Welcome to Paddington Street Gardens South
This leafy and popular park, set behind Marylebone High Street, is a closed churchyard and still contains various old memorials.
It is significantly larger than the nearby North side of Paddington Street Gardens. It consists of formal open grass areas, traditional shrub, rose and bedding displays, mature London plane trees, a shelter and a children’s playground. Public toilets also serve the site from Paddington Street. In the summer months events including open air concerts are sometimes held within this site.
Paddington Street Gardens were formed during the 18th century as an additional burial ground for the old St Marylebone Parish Church. The land on the south side of Paddington Street (established in the 1760s), was donated to the parish by Edward Harley, Earl of Oxford, in 1730 and consecrated as a burial ground in 1733. By 1771 additional space for graves was required and the parish bought the piece of land on the north side of the street from Mr. Henry Portman.
One of the conditions of the grant of 1730 was that a workhouse for the poor of the parish should be built and this was done in 1750-52. A larger workhouse was built in 1775 just to the north of these gardens on the present site of the University of Westminster and the old workhouse which was in the southern burial ground was then used as the parish infirmary until 1791. The infirmary was replaced in 1792 by a larger building which stood beside the new workhouse.
When the St John's Wood burial ground opened in 1814, this one was officially closed although it was sometimes used for burials after this date and there are probably around 80,000 graves here. The gardens are still consecrated ground. An index of the names on tombstones in this burial ground transcribed at various dates from the 1833 to 1979 can be found in the Westminster City archives.
In 1885 the gardens became a recreational ground which was officially opened by HRH Princess Louise on 6 July 1886. Most of the tombstones have been removed but the mausoleum in the south garden that was erected by the Hon Richard Fitzpatrick to the memory of his wife Susanna who died in 1759 aged 30 remains due to its notable design.
There is a statue of an Orderly boy by Donato Baraglia of Milan (1849-1930) which was placed in the gardens in 1943. The principal species of tree within the gardens is the London Plane, this species was planted widely in Victorian London as it thrived in a polluted atmosphere. There are also many other species of trees to be found within the gardens including cherries, laburnum and hawthorns.

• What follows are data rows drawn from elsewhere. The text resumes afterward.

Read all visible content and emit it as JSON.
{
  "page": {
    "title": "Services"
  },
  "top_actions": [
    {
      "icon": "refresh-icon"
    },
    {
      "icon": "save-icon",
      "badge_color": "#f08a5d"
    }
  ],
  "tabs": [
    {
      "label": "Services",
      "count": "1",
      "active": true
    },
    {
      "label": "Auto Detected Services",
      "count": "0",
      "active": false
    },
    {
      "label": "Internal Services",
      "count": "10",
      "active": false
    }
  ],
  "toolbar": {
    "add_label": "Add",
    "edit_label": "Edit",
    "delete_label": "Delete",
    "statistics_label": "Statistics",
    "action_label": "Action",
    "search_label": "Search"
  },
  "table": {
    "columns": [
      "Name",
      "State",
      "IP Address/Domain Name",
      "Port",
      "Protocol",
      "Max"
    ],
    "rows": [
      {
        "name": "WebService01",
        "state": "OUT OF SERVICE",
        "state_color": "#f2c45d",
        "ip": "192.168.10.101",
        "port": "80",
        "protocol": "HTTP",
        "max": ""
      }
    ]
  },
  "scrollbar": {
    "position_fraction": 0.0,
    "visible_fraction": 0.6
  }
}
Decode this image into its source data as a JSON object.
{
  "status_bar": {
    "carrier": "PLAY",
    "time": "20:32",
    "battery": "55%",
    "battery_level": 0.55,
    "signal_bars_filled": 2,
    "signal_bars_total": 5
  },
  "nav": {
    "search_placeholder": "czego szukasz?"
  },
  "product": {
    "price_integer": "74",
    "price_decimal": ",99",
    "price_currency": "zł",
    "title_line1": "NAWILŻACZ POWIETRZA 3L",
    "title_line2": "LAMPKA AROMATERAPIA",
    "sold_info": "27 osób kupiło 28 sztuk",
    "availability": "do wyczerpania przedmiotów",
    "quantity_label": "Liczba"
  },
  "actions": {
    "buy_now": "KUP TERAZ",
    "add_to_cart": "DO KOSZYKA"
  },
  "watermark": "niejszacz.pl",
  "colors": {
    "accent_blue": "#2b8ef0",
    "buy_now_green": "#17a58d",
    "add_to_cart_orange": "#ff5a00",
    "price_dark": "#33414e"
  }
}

Opening hours: 7am – dusk. Play area Disabled access Toilets, including disabled, accessible from Paddington Street
If you would like to hold an event or film in this park please visit the Special Events website at www.westminster.gov.uk/specialevents or call 020 7641 2390.